Do bananas have DNA

The banana genome has been deciphered

In the future, it will be easier to grow tastier and more resilient types of bananas. An international team of researchers has now deciphered and analyzed the genome of the banana Musa acuminata. The 523 million bases long genome sequence of this wild banana provides valuable insights into the development of the fruit from the wild form to the cultivation varieties known and popular today, the researchers report in the specialist journal "Nature". Above all, however, genes could now be specifically identified that made the banana varieties acutely threatened by fungal diseases and pests more resistant, say the researchers.

"Bananas are vital for the food supply in many tropical and subtropical countries," write Angélique D’Hont from the French agricultural research center CIRAD in Montpellier and her colleagues. The banana is the most popular fruit in industrialized countries. But after around 7,000 years of breeding and cultivation, many pests would have adapted to the varieties that are common today. This is an acute danger for global banana production. "Up to 50 pesticide treatments per year are necessary in large plantations against the fungal disease Black Leaf Streak Disease alone," the researchers report. A new harmful fungus is also spreading rapidly in Asia.

According to the researchers, deciphering the genome of this fruit is a crucial prerequisite for developing better-armed varieties in the future. The genetic analysis shows, among other things, that the banana has very few genes designed to protect against fungal diseases. But there are also initial indications as to which genetic makeup could better protect the plant against attacks. The researchers hope that these and future findings could now be incorporated into the breeding of more pest-resistant banana varieties.

Supermarket banana next to the wild fruit © Angélique D'Hont

Banana genome around six times shorter than human DNA

The new data show that the banana genome is made up of 523 million base pairs, the basic building blocks of DNA. This means that their genome is around six times smaller than the human genome, the researchers report. The analysis of individual genes and gene groups also gave indications of the evolution of the banana and its kindred, the monocot plants. In addition to grasses, cereals and maize, these include orchids, palms and numerous types of flowers. The seeds of this group of flowering plants have only one leaf system, so the sapling initially only has one leaf.

Credit: © Angélique D'Hont
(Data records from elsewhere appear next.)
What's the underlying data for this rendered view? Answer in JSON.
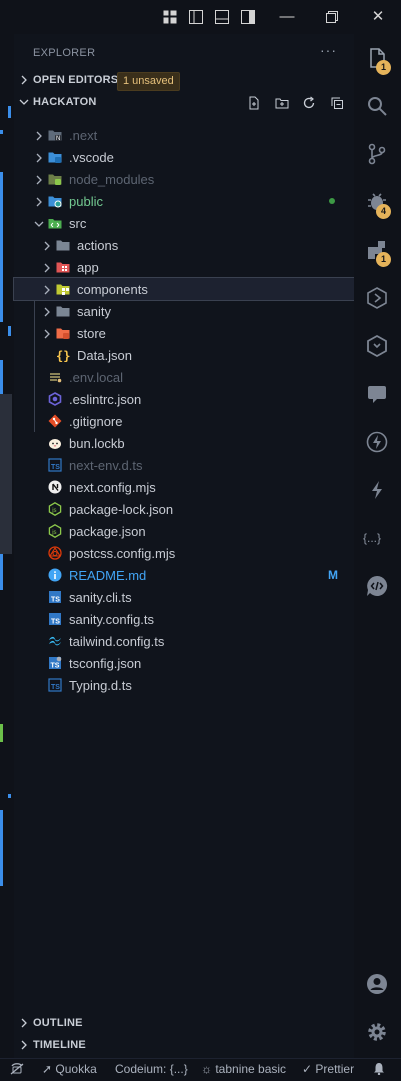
{
  "colors": {
    "accent": "#3b8eea",
    "badge": "#e5b35a",
    "modified": "#42a5f5",
    "untracked": "#73c991"
  },
  "explorer": {
    "title": "EXPLORER",
    "more": "···",
    "open_editors": {
      "label": "OPEN EDITORS",
      "badge": "1 unsaved"
    },
    "workspace": {
      "label": "HACKATON"
    },
    "outline": {
      "label": "OUTLINE"
    },
    "timeline": {
      "label": "TIMELINE"
    }
  },
  "tree": [
    {
      "label": ".next",
      "icon": "folder-next-icon",
      "depth": 0,
      "folder": true,
      "dim": true
    },
    {
      "label": ".vscode",
      "icon": "folder-vscode-icon",
      "depth": 0,
      "folder": true
    },
    {
      "label": "node_modules",
      "icon": "folder-node-icon",
      "depth": 0,
      "folder": true,
      "dim": true
    },
    {
      "label": "public",
      "icon": "folder-public-icon",
      "depth": 0,
      "folder": true,
      "color": "#73c991",
      "dot": true
    },
    {
      "label": "src",
      "icon": "folder-src-icon",
      "depth": 0,
      "folder": true,
      "open": true
    },
    {
      "label": "actions",
      "icon": "folder-icon",
      "depth": 1,
      "folder": true
    },
    {
      "label": "app",
      "icon": "folder-app-icon",
      "depth": 1,
      "folder": true
    },
    {
      "label": "components",
      "icon": "folder-components-icon",
      "depth": 1,
      "folder": true,
      "selected": true
    },
    {
      "label": "sanity",
      "icon": "folder-icon",
      "depth": 1,
      "folder": true
    },
    {
      "label": "store",
      "icon": "folder-store-icon",
      "depth": 1,
      "folder": true
    },
    {
      "label": "Data.json",
      "icon": "json-braces-icon",
      "depth": 1
    },
    {
      "label": ".env.local",
      "icon": "env-icon",
      "depth": 0,
      "dim": true
    },
    {
      "label": ".eslintrc.json",
      "icon": "eslint-icon",
      "depth": 0
    },
    {
      "label": ".gitignore",
      "icon": "git-icon",
      "depth": 0
    },
    {
      "label": "bun.lockb",
      "icon": "bun-icon",
      "depth": 0
    },
    {
      "label": "next-env.d.ts",
      "icon": "typescript-def-icon",
      "depth": 0,
      "dim": true
    },
    {
      "label": "next.config.mjs",
      "icon": "nextjs-icon",
      "depth": 0
    },
    {
      "label": "package-lock.json",
      "icon": "nodejs-icon",
      "depth": 0
    },
    {
      "label": "package.json",
      "icon": "nodejs-icon",
      "depth": 0
    },
    {
      "label": "postcss.config.mjs",
      "icon": "postcss-icon",
      "depth": 0
    },
    {
      "label": "README.md",
      "icon": "info-icon",
      "depth": 0,
      "color": "#42a5f5",
      "deco": "M"
    },
    {
      "label": "sanity.cli.ts",
      "icon": "typescript-icon",
      "depth": 0
    },
    {
      "label": "sanity.config.ts",
      "icon": "typescript-icon",
      "depth": 0
    },
    {
      "label": "tailwind.config.ts",
      "icon": "tailwind-icon",
      "depth": 0
    },
    {
      "label": "tsconfig.json",
      "icon": "tsconfig-icon",
      "depth": 0
    },
    {
      "label": "Typing.d.ts",
      "icon": "typescript-def-icon",
      "depth": 0
    }
  ],
  "activity": {
    "explorer_badge": "1",
    "debug_badge": "4",
    "extensions_badge": "1",
    "snippets_label": "{...}"
  },
  "status": {
    "quokka": "Quokka",
    "codeium": "Codeium: {...}",
    "tabnine": "tabnine basic",
    "prettier": "Prettier"
  }
}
"The banana is the first non-grass monocot whose genome has been deciphered," the scientists explain. Genetic comparisons of the fruit with grass-like monocots such as wheat or maize showed that the banana must have doubled its entire genetic make-up at least three times in the course of its development. The researchers explain that this happened after the grasses were separated from the remaining monocots. The gene comparisons also revealed that the banana shares 7,674 gene groups with almost all other plant groups. (doi: 10.1038 / nature11241)

(Nature, 07/12/2012 - IRE)

July 12, 2012